121 5mins

No one starts out looking for an unhealthy relationship. As many of us know all too well, they just sort of… happen.

But ending one means identifying it in the first place – like the unhealthy relationship between our American diet and sugar – one that’s leading to more and more Americans developing type 2 diabetes every day.

The good news is, whether your goal is diabetes management or diabetes prevention, a fiber-rich diet is a great place to start. A high-fiber diet – one that includes 25 to 38 grams of fiber daily – can help regulate your body’s responses and help you feel fuller for longer (and less prone to cravings), according to the National Institute of Nutrition.

That’s because dietary fiber slows the rate at which energy and nutrients from food are absorbed – which helps you feel more satiated, and allows for the gradual release of glucose, which corresponds to a lower insulin response.


What is insulin response – and why is it so important?

Insulin response refers to the body’s sensitivity to insulin. The higher your sensitivity, the more effectively your body can process blood glucose – reducing blood sugar.

Typically, the sugar spikes in our blood are managed by insulin – but too much refined foods or foods high in carbohydrates and calories can increase insulin secretion. These excess calories are also stored as triglycerides that can, over time, increase body fat – which can lead to insulin resistance, the primary cause of diabetes.

What are triglycerides?

Triglycerides are a type of fat found in your blood. The calories you consume that your body doesn’t immediately need are converted into triglycerides, which are stored in your fat cells.

Fortunately, myfy fiber supplement is clinically proven to reduce triglyceride levels. When myfy enters your body and mixes with digestive juices, its soluble fiber acts like a sponge, slowing the rate at which your stomach empties.

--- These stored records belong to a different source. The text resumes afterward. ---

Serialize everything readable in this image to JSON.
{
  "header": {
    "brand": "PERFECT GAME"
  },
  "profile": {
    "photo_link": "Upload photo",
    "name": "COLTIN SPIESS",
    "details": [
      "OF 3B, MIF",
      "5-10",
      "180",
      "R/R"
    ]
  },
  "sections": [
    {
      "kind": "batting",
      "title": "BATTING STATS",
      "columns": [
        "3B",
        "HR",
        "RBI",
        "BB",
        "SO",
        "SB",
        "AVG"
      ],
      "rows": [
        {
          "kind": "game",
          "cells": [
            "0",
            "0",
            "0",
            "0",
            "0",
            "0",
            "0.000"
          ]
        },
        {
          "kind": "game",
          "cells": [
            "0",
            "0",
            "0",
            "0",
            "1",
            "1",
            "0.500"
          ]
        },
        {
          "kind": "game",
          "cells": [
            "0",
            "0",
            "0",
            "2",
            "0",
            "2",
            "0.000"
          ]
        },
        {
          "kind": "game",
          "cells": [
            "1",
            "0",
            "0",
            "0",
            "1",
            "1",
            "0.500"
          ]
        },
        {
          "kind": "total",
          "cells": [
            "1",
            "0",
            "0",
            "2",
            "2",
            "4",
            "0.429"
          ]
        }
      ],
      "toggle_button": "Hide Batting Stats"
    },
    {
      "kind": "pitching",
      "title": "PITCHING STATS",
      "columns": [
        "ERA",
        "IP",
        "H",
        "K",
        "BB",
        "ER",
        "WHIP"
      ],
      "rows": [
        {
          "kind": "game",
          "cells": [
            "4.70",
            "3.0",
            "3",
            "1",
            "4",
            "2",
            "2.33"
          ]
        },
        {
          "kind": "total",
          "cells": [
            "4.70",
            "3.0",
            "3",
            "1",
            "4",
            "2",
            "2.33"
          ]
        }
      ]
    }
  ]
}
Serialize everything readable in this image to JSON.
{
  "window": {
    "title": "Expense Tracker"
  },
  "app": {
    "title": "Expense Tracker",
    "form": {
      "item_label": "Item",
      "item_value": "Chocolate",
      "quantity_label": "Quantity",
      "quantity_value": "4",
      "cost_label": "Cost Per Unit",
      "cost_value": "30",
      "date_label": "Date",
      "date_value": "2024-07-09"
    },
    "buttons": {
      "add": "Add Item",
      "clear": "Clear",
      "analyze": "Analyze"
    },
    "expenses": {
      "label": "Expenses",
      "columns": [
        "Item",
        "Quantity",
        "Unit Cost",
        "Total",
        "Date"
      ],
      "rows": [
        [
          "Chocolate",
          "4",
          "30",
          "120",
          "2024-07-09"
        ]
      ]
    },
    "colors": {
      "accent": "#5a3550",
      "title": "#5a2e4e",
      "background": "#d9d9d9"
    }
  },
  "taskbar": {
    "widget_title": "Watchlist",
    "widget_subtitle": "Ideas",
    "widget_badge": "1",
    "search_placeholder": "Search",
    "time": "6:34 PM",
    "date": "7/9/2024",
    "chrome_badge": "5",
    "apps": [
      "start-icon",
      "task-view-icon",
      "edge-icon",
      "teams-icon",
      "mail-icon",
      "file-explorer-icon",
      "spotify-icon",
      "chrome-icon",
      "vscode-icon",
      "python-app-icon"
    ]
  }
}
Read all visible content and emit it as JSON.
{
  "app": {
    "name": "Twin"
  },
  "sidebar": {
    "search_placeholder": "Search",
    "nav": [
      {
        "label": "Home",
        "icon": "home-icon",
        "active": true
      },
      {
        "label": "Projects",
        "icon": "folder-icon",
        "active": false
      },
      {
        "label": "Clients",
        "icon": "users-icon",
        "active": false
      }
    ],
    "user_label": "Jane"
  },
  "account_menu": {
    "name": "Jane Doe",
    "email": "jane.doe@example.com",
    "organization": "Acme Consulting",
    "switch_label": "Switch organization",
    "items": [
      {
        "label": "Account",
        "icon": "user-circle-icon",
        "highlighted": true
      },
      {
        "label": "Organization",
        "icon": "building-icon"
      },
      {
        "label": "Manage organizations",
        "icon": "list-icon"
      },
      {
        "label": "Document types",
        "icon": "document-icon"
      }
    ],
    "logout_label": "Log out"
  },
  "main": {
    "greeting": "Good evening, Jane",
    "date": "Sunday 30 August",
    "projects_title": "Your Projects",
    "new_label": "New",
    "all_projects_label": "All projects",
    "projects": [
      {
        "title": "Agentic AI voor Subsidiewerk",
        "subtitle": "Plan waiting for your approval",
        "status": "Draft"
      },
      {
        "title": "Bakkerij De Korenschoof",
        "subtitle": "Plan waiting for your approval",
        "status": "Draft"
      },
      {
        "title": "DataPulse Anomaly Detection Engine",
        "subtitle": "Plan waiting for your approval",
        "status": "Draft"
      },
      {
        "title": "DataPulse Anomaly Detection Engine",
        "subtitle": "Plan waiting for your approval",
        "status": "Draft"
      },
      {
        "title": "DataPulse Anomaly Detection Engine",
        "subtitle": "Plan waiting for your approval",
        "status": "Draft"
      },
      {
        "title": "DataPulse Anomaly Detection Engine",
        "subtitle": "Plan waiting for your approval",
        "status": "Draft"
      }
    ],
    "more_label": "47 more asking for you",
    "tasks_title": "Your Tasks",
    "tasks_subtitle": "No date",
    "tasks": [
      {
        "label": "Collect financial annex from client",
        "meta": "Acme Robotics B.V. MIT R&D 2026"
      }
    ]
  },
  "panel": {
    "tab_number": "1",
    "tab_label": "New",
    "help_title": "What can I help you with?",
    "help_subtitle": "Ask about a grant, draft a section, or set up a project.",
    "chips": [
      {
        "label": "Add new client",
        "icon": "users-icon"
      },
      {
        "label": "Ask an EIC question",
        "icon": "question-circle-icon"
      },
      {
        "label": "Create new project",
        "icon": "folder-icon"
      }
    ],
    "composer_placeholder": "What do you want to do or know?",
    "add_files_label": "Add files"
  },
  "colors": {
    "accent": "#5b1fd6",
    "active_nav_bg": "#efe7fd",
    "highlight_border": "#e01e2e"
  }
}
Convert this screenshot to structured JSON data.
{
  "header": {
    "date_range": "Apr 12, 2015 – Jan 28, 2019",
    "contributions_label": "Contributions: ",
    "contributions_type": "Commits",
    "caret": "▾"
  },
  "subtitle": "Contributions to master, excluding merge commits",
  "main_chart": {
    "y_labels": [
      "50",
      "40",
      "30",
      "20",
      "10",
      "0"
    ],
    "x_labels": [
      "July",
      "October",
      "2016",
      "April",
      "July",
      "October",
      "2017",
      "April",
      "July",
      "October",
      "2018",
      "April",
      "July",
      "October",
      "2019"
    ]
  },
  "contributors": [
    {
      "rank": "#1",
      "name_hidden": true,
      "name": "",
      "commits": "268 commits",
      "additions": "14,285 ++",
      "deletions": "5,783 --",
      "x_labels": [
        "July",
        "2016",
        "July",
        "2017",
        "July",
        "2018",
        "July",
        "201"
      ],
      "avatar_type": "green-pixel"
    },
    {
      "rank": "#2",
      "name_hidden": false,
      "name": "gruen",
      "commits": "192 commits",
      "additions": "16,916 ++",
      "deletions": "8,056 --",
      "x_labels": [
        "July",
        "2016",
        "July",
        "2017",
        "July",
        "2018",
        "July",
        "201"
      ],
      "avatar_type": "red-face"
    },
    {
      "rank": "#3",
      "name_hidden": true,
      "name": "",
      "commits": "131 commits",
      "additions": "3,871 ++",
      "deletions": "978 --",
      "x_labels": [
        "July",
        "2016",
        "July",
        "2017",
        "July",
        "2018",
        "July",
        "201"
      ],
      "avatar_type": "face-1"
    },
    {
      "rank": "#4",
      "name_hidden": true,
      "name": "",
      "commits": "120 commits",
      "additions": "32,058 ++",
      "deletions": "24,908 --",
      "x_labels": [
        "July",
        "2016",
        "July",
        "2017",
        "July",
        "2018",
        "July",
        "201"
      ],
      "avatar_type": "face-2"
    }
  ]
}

But fiber’s benefits don’t stop there! Since people with diabetes are also at a greater risk of cardiovascular complications, fiber – whether it’s in lentils, beans and avocados or a supplement like myfy – is doubly valuable as it helps lower blood pressure levels and improves overall heart health.

Shifting a high-calorie, low-fiber diet to one higher in fiber can be challenging – and it won’t happen overnight. But by avoiding processed and refined foods, reading food labels and slowly increasing your fiber intake over time, you can help manage your diabetes – or perhaps even prevent it altogether.